What do we do now?????

Saturday, April 18, 2009

Update -- Not long until we know?

All the latest signs on the 2010 Senate race have been positive since my last post.

First, there was Coop himself telling a reporter that he would decide whether or not to run "very soon." I know, that's frustratingly vague, but he sounds very serious about the prospect. In a related story, Chris Cillizza, relying on unnamed "sources," said that Coop would decide "by the end of the month" -- there are only 13 days left in April!

Second, another poll confirmed Coop has a small lead in the polls over the incumbent, while other Democrats don't fare as well. The closeness of the race reminds us that, as a new analysis confirms, Senate races in this state are very competitive.

Third, the incumbent isn't helping himself with comments like these.

Also, many thanks to Senate Guru for taking up our cause many different places online, including Blue NC and Daily Kos.

The Coop momentum continues!

Saturday, March 28, 2009

Good work, Coop

You don't immediately think of health care -- one of America's most pressing concerns -- when you think of the state attorney general's responsibilities. But our man Coop is taking action, working in concert with the NC Association of Free Clinics. Check out the coverage in:
Charlotte Observer
WCNC (NBC affiliate in Charlotte)

It all boils down to Coop, the clinics, and some businesses working together to provide prescription medicines to the uninsured. And it doesn't cost the taxpayers at all. It is funded by $2.3 million in grants from the state's share of legal settlements that involved pharmaceutical companies. This couldn't come at a more appropriate time, since we recently learned that "the ranks of the uninsured have grown more in North Carolina than in any other state since the start of the economic downturn."

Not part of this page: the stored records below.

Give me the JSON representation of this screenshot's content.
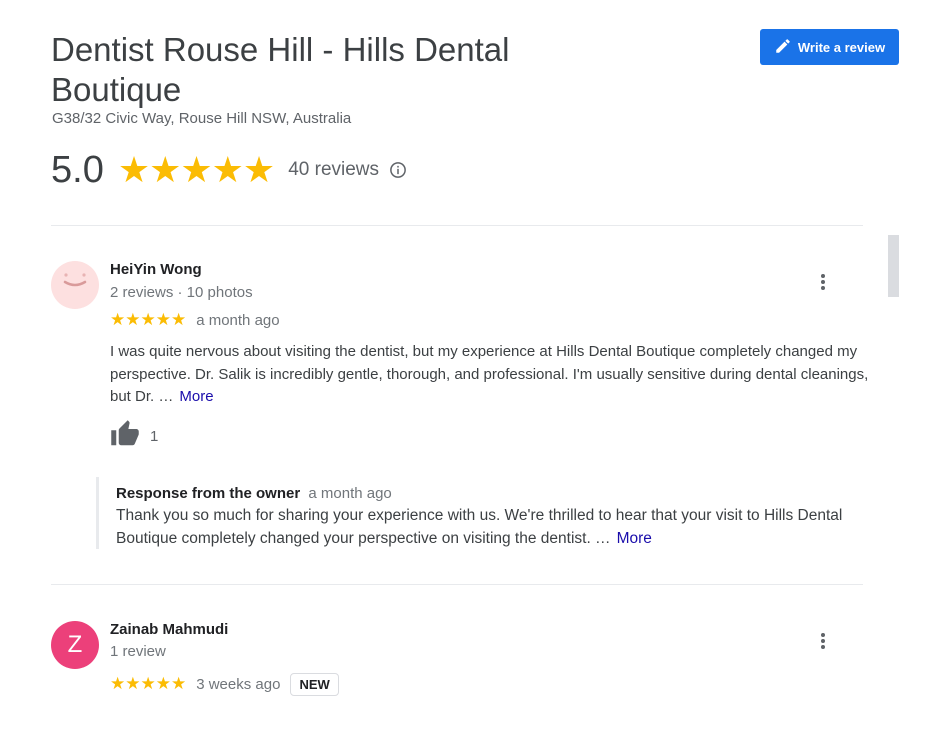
{
  "business": {
    "name": "Dentist Rouse Hill - Hills Dental Boutique",
    "address": "G38/32 Civic Way, Rouse Hill NSW, Australia",
    "rating": "5.0",
    "stars": "★★★★★",
    "review_count": "40 reviews"
  },
  "write_review_label": "Write a review",
  "reviews": [
    {
      "author": "HeiYin Wong",
      "meta": "2 reviews · 10 photos",
      "stars": "★★★★★",
      "time": "a month ago",
      "text": "I was quite nervous about visiting the dentist, but my experience at Hills Dental Boutique completely changed my perspective. Dr. Salik is incredibly gentle, thorough, and professional. I'm usually sensitive during dental cleanings, but Dr. …",
      "more_label": "More",
      "likes": "1",
      "owner_response": {
        "title": "Response from the owner",
        "time": "a month ago",
        "text": "Thank you so much for sharing your experience with us. We're thrilled to hear that your visit to Hills Dental Boutique completely changed your perspective on visiting the dentist. …",
        "more_label": "More"
      }
    },
    {
      "author": "Zainab Mahmudi",
      "avatar_letter": "Z",
      "meta": "1 review",
      "stars": "★★★★★",
      "time": "3 weeks ago",
      "badge": "NEW"
    }
  ],
  "colors": {
    "accent": "#1a73e8",
    "star": "#fbbc04",
    "link": "#1a0dab",
    "avatar_z": "#ec407a"
  },
  "icons": [
    "pencil-icon",
    "info-icon",
    "more-vert-icon",
    "thumb-up-icon"
  ]
}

See, this is why we need Roy Cooper in the Senate. The man gets stuff done, works well with others, and solves problems, while looking out both for the taxpayers and for our neighbors in need.

Friday, March 27, 2009

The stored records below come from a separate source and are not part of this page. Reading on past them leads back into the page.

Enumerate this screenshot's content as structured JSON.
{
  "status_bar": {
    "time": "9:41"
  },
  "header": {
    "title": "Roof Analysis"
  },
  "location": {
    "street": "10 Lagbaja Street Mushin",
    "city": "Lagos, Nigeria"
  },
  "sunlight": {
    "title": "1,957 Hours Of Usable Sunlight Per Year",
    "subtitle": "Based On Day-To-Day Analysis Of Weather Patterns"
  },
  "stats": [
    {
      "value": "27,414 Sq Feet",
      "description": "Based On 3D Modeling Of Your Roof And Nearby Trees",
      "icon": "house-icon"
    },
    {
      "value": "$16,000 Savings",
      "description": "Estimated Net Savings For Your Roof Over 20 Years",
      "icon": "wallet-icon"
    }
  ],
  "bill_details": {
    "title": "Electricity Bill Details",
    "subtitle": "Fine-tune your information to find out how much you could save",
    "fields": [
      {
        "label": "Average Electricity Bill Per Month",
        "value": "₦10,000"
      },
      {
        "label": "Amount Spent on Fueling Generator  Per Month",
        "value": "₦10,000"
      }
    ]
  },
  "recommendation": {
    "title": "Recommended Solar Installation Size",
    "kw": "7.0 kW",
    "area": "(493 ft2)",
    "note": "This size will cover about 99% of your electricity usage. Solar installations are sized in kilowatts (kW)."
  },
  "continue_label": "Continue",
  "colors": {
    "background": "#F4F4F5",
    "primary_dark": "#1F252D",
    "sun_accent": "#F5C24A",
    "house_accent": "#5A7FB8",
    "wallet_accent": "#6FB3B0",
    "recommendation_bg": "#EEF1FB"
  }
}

Momentum building in Roy Cooper's favor this week. He's been all over the news, as Under the Dome notes, while asking "is it his moment to announce a run for U.S. Senate in 2010?"

At the same time, another poll confirms that Cooper is the Democrat best positioned to run (Coop narrowly leads the incumbent 41-38), leading The Hill to call the race "tough" for the incumbent. The incumbent, for his part, has officially launched his re-election campaign online. He better get ready.

Saturday, March 14, 2009

Here's an idea

Since we now know that political consultant Morgan Jackson is advising Coop on the 2010 race (he spoke on his behalf to a reporter about the matter), maybe we should send Mr. Jackson a note. The e-mail address for his company, Nexus Strategies, is:

If you're reading this blog and you agree that Coop ought to run in 2010, tell Mr. Jackson that you've been keeping up with the Draft Coop online movement. Tell him that you wish the attorney general well, and ask Mr. Jackson to pass along your encouragement to run. Will it do any good? Well, it can't hurt. It's just a way to tell Coop that there is a groundswell of North Carolinians out there hoping he runs.